Already we have twelve of our local parishes signed up to the idea and starting work on their plans. 

 Working with our partners at Natural England, the Wildlife Trust and PECT, Langdyke has produced a toolkit full of advice on how to develop a nature recovery plan. The first step is to create a map of the key wildlife sites in each parish, a baseline of where nature is richest.  

From this, each parish can decide its objectives (plant more trees, restore orchards, dig ponds etc.) and then develop a recovery map setting out how and where new habitats can be created and linked up.

Once plans for each of the parishes are complete, we can then work collectively to link up all these ideas and ensure a landscape-scale approach to nature recovery across John Clare Countryside.   Any proposals in the plans must of course be discussed and agreed with landowners first and we will be working closely with the farming community to ensure that these plans fully reflect their interests and help their approach to the new agricultural subsidy regime.

Initial ideas include corridors of trees stretching between Stamford and Peterborough; or a chain of wildflower meadows linking Nene and Welland.  

The parish plans are just one part of the John Clare Countryside project – we are also bidding for substantial funding from Heritage Lottery Fund to allow us to work closely with landowners and to develop ideas for improved public access and community engagement. 

The project also includes work to link nature and mental and physical health, forging relationships with the NHS and mental health charities.

If you’d like to be involved in your parish nature recovery plan or any other aspect of the John Clare Countryside project, do let us know and we can put you in touch with the key contacts.  Please email me at chair@langdyke.org.uk

If we are to help nature recover, we need more volunteers! 

Carry is our next guest

The next online talk will take place on Wednesday, June 3 featuring Carry Akroyd – long term John Clare supporter and highly regarded painter.

She is the latest of our guests who will be answering questions and talking about nature matters as part of the Langdyke online events programme using the Zoom experience.

Carry is a painter and printmaker living in Northamptonshire. Landscape is her usual subject, and as a bird-noticer, they usually fly into the pictures.

She is also the current President of the John Clare Society.

To take part in this session, which starts at 5pm, you need to click on the link below.  You do not need to load any software on to your computer to take part.  The session will not be open until 5pm on June 3 and will last about an hour.

This is the link:


The next online session will be on Wednesday, June 17 and will feature a conversation with Josh Jones, wildlife journalist, writer for Bird Guides and a local expert.

Matthew’s our next guest

Langdyke is organising another online event – this time a conversation with the boss of one of the area’s largest nature attractions.

Matthew Bradbury

Following on from our very successful first conversation with Gardener’ s World expert Adam Frost in April, we are joined on May 20 by Matthew Bradbury, chief executive of the Nene Park Trust.

The hour-long online meeting starting at 5pm  uses Zoom.  You can join by getting a logon link – you don’t have to install any software.
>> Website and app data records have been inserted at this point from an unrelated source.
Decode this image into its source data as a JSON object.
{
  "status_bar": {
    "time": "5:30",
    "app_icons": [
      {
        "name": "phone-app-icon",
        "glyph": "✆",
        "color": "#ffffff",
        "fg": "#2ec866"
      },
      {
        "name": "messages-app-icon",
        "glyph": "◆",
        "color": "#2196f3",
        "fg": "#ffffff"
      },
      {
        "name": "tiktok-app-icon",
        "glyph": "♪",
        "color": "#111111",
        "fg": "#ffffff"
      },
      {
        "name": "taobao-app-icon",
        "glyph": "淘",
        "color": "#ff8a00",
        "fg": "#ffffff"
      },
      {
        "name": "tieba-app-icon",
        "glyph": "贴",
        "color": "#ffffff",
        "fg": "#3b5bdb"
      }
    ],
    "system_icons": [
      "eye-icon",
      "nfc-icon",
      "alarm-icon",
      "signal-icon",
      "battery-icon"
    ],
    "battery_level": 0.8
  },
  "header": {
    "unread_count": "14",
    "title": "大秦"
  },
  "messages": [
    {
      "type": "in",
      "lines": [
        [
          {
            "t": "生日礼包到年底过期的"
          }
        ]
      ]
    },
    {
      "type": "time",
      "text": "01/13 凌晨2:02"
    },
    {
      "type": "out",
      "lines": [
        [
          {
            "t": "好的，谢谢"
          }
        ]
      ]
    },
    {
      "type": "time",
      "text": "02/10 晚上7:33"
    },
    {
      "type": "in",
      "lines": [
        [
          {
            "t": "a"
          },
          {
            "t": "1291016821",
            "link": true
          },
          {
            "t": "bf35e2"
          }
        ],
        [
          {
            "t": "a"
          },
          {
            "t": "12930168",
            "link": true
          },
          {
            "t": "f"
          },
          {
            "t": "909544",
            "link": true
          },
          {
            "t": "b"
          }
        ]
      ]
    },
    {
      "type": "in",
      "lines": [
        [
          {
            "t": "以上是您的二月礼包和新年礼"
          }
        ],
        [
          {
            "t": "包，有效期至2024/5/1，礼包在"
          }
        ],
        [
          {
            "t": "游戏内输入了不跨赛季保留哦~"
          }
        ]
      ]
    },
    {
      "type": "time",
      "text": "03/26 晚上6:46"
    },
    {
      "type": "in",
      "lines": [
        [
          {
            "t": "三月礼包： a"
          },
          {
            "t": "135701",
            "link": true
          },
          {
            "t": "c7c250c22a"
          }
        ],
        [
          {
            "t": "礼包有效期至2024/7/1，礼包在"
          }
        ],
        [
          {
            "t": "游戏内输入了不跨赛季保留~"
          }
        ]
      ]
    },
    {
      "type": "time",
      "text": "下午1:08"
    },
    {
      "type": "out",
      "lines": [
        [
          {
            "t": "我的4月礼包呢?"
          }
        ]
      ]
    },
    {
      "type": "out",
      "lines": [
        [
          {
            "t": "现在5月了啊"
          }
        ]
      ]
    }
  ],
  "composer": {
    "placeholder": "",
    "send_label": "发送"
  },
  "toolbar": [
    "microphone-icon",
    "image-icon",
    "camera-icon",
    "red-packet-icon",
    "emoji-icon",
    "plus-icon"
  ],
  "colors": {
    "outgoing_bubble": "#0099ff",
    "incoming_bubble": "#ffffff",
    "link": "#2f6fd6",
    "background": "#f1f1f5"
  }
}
He will  chat  about his love for nature, the work of the Trust and his thoughts on the John Clare Countryside project.

If you’d like to join the meeting please email Langdyke chair Richard Astle on richard@athene-communications.co.uk.

He will send you the Zoom invite.